                  FROM ( SELECT A.HIERARCHY_KEY, B.KEY, B.VAL_KEY, A.KEY_NEW, C.ITEMID, B.VAL_TAG, B.sort_order,ROWNUM ROWNUMBER
                           FROM AOD_HRCH_ITEM A, AOD_HRCH_ATTR B, AOD_HRCH_ITEMS C
                          WHERE A.outputid = B.outputid
                            AND A.outputid = C.outputid AND A.outputkey = B.outputkey
                            AND A.outputkey = C.outputkey AND A.outputid = outinstrid
                            AND A.outputkey = outinstrkey AND A.ITEM_SEQ = B.ITEM_SEQ
                            AND A.ITEM_SEQ = C.ITEM_SEQ AND A.HIERARCHY_LEVEL_ORDER = B.SORT_ORDER
                          ORDER BY A.HIERARCHY_LEVEL_ORDER DESC)
                 WHERE ROWNUMBER < rownumbereend 
                   AND ROWNUMBER >= rownumberstart;
                Since the ORDER BY is applied after the ROWNUM is assigned in this case, your query is asking for an arbitrary 5000 rows each time. It would be entirely valid for one row to be returned in each of your 200 different calls or for one row to be returned in none of them.

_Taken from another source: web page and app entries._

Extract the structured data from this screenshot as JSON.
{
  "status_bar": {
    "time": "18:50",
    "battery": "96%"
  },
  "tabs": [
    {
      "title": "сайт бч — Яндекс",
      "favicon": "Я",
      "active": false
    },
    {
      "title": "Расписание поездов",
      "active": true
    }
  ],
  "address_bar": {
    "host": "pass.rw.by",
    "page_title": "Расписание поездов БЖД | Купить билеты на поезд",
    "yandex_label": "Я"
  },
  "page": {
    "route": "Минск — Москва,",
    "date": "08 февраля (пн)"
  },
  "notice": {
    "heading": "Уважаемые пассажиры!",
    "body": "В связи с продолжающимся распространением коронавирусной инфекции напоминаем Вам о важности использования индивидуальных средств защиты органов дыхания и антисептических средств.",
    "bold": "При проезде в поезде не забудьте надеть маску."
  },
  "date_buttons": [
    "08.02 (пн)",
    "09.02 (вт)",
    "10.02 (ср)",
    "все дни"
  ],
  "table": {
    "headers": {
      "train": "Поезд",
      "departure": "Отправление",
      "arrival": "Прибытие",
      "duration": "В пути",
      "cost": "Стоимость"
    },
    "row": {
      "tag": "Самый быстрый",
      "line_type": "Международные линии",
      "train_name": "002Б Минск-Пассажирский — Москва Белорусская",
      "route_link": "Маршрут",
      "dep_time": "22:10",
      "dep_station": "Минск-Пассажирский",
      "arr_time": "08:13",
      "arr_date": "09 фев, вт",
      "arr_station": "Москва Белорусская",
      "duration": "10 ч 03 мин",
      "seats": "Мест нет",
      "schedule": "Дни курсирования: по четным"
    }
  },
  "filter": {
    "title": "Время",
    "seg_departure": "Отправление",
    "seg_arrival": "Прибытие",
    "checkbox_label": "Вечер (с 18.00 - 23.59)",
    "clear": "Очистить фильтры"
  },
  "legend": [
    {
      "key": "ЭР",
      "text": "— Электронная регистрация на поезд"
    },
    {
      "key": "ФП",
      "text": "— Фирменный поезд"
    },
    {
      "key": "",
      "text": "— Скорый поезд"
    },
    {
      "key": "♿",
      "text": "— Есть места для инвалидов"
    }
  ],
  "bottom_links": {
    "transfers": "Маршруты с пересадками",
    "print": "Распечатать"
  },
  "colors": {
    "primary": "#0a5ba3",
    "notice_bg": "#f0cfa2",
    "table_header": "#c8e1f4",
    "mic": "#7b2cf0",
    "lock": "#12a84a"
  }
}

                You almost certainly want to do something along the lines of the canonical askTom thread
                select * 
                  from ( select a.*, rownum rnum
                           from ( YOUR_QUERY_GOES_HERE -- including the order by ) a
                          where rownum <= MAX_ROWS )
                 where rnum >= MIN_ROWS
                That said, it strikes me as inconceivable that Tibco cannot handle a cursor that returns more than a certain number of rows. You're doing a ton of work to return separate pages of data that is almost certainly unnecessary. Unless you're saying that you have somehow crippled your Tibco install by giving it a ridiculously small amount of memory to deal with, something doesn't sound right. A cursor is just a pointer-- it holds no data-- so the number of rows that you can fetch from a cursor should have no impact on how much memory the client application needs.

                As others have pointed out, your exception handler is almost certainly doing more harm than good. Returning error codes and error messages as OUT parameters rather than simply allowing the exception to propagate removes a ton of useful information (like the error stack) and makes your process much less robust.

                Justin